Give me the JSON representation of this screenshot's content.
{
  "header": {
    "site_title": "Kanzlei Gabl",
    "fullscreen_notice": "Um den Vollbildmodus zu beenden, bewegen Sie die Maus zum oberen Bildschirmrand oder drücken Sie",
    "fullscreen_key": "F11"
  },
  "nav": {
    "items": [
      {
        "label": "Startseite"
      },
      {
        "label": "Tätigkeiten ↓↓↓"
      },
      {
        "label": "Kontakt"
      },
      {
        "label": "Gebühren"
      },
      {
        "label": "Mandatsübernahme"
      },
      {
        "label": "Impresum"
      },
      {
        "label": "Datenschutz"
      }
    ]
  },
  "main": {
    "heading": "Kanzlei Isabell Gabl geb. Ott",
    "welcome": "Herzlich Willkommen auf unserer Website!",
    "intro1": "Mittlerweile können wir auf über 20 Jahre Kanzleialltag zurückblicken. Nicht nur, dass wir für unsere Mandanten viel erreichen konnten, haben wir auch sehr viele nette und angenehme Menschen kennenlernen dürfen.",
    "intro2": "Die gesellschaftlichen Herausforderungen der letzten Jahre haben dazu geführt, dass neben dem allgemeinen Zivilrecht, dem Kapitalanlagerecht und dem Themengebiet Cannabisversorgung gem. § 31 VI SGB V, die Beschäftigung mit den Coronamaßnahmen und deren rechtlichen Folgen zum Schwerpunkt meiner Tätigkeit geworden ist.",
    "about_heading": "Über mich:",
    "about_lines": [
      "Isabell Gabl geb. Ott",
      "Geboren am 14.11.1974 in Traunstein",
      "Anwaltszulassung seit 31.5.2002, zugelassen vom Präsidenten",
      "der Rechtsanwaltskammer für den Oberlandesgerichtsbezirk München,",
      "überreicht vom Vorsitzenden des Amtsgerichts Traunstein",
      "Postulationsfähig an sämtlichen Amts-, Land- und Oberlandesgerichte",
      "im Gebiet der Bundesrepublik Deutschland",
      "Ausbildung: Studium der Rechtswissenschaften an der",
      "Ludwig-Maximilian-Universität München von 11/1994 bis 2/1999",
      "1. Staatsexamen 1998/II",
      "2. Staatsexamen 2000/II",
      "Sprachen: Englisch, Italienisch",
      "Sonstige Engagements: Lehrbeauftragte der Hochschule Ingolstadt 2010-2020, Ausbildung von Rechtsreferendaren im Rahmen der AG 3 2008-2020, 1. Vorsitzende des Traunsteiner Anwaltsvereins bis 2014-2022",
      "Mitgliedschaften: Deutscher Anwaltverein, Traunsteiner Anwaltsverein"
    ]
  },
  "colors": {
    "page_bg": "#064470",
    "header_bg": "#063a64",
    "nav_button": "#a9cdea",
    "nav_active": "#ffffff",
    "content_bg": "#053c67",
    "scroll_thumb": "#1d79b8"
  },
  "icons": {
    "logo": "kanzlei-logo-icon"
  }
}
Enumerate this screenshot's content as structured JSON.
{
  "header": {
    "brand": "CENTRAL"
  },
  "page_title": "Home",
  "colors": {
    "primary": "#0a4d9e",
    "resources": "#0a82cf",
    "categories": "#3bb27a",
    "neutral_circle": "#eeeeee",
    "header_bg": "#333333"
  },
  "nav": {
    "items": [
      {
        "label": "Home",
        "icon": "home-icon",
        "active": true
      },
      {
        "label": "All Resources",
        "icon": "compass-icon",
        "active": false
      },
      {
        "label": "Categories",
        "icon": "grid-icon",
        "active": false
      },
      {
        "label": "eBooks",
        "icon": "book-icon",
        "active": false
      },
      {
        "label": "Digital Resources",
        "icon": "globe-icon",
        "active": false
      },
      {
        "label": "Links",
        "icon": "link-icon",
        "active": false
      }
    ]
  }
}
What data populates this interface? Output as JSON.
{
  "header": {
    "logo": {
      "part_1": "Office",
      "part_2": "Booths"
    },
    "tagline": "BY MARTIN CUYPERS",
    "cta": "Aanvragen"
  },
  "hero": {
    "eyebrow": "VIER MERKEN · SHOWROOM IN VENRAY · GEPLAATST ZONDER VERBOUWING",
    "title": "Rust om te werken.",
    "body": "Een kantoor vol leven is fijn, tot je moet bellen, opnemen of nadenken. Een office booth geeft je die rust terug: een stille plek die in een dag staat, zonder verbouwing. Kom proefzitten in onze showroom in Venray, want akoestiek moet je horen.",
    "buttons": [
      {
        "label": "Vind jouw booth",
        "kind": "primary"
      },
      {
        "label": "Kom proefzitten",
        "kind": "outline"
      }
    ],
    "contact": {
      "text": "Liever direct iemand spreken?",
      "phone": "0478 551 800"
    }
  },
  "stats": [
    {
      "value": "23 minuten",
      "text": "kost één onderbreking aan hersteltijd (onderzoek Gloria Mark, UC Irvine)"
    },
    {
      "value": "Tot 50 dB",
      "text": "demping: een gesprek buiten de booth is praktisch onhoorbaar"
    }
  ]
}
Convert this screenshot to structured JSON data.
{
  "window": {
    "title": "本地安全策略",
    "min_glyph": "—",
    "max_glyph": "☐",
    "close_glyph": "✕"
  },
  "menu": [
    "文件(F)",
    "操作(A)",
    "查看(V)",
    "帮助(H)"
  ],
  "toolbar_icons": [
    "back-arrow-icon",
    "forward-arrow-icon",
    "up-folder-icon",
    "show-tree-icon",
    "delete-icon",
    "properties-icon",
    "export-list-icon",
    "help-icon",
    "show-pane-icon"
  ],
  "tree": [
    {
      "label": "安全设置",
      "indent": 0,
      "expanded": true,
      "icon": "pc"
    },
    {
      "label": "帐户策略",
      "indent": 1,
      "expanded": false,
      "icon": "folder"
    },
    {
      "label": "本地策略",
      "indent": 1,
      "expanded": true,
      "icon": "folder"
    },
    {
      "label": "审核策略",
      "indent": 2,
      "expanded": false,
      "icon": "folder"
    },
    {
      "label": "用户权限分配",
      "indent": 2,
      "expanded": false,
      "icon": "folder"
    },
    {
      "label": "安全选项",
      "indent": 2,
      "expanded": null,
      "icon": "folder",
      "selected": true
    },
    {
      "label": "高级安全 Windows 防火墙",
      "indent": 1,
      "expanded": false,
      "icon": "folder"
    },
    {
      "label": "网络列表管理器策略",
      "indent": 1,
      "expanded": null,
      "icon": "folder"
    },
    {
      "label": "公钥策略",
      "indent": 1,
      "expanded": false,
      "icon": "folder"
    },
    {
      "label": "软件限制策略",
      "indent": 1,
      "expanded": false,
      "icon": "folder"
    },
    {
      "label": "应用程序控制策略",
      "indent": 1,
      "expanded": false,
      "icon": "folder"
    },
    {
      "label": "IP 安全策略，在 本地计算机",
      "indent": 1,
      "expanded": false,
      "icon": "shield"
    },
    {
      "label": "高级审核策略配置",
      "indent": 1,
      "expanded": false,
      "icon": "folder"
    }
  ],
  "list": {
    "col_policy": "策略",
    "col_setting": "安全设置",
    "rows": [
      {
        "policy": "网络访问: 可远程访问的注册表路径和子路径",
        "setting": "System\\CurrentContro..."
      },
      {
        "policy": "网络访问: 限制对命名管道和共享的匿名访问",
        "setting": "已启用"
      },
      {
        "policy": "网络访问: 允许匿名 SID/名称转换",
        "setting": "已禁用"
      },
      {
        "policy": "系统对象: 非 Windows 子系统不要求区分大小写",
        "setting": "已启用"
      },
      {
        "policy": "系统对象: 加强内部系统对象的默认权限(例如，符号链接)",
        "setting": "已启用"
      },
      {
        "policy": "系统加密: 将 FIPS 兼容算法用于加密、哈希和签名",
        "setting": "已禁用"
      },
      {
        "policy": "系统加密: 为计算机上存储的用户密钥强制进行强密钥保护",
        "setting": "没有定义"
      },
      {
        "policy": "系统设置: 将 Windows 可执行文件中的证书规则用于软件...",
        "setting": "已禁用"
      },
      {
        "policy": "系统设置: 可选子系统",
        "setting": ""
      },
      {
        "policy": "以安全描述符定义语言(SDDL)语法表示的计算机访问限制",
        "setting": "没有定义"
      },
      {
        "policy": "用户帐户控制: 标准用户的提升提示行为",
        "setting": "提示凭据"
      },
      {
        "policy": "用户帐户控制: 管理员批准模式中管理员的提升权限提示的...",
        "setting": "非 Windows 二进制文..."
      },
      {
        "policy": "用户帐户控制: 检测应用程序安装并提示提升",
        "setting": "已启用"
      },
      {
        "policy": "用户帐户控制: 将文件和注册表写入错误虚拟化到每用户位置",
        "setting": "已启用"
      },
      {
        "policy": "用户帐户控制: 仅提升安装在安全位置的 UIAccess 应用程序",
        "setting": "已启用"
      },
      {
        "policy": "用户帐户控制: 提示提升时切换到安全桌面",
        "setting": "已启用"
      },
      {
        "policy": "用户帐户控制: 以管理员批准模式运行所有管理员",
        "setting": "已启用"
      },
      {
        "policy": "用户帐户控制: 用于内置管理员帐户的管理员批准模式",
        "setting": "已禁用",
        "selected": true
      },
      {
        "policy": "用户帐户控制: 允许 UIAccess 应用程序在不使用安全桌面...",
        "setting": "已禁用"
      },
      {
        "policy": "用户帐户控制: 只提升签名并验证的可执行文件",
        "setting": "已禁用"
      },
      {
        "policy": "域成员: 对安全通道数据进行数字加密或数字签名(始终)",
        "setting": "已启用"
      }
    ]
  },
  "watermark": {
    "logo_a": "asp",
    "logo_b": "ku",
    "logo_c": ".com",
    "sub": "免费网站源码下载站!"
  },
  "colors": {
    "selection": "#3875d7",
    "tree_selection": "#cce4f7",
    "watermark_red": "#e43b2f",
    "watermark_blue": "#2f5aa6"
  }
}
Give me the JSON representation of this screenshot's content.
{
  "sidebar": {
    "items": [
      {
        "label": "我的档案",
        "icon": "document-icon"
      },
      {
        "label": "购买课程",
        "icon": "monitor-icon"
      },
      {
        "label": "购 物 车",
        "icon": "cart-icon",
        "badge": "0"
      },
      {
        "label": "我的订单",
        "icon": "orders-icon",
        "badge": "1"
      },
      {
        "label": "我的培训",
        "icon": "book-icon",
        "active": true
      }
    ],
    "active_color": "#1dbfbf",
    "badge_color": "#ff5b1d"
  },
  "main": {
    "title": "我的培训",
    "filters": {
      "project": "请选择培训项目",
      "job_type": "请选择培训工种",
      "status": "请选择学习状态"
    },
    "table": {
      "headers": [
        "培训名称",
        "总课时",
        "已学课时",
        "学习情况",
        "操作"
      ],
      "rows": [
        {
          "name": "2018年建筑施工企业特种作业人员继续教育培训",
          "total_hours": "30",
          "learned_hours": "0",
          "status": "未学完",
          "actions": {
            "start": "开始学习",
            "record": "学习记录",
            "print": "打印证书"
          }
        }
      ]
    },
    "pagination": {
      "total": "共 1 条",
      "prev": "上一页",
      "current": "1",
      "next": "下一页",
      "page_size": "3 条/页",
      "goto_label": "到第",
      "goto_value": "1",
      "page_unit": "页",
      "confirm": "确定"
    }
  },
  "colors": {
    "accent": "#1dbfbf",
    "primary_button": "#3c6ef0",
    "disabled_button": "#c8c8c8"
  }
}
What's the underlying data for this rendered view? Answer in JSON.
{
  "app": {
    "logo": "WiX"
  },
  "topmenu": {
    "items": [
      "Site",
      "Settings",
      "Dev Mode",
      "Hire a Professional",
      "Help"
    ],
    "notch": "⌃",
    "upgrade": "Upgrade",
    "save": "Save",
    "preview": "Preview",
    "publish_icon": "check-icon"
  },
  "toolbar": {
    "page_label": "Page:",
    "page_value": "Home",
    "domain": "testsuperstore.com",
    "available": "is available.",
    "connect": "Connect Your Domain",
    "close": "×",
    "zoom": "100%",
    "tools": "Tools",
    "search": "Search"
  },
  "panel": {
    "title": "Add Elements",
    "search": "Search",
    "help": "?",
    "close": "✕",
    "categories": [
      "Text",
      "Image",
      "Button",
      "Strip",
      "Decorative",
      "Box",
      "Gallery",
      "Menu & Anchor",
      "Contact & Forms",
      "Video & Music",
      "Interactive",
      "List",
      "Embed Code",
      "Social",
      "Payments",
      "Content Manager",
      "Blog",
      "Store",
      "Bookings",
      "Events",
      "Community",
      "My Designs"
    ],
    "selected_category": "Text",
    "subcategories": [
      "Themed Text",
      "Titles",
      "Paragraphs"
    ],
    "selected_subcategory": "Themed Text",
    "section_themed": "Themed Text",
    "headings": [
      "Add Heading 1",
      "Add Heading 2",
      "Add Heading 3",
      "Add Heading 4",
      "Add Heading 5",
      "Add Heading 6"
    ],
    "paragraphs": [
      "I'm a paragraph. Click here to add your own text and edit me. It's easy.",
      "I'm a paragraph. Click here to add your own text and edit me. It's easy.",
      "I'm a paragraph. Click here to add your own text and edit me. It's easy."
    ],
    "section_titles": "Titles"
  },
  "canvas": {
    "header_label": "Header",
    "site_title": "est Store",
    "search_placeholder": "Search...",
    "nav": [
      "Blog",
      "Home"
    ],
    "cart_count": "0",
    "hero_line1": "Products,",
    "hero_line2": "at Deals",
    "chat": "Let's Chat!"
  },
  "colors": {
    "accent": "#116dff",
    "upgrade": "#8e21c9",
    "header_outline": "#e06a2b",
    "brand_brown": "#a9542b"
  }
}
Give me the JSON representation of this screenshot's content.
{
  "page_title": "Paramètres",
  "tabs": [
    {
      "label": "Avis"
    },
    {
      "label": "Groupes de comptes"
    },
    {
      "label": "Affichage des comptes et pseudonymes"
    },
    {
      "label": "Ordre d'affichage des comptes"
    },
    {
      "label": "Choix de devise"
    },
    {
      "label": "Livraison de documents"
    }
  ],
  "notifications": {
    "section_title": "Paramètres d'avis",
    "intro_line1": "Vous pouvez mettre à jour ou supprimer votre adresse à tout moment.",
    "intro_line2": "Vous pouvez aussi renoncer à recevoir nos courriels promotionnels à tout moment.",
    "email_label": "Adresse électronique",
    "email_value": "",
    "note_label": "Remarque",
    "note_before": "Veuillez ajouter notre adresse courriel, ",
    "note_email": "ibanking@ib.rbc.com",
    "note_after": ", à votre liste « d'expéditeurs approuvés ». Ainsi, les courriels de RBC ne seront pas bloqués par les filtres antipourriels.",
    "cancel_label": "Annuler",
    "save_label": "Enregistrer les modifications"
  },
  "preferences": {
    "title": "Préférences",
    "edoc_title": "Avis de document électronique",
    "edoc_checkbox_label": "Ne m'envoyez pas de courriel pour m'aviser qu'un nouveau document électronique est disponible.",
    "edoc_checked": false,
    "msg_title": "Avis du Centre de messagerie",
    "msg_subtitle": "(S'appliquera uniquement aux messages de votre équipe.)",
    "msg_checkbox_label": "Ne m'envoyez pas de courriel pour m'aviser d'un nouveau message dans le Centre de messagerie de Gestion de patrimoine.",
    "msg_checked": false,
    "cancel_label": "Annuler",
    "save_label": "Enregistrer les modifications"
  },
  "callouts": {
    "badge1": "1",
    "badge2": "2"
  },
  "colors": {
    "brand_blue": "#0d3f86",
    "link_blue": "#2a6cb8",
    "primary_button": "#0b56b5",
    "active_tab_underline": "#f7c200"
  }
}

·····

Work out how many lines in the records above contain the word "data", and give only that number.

Solution below
3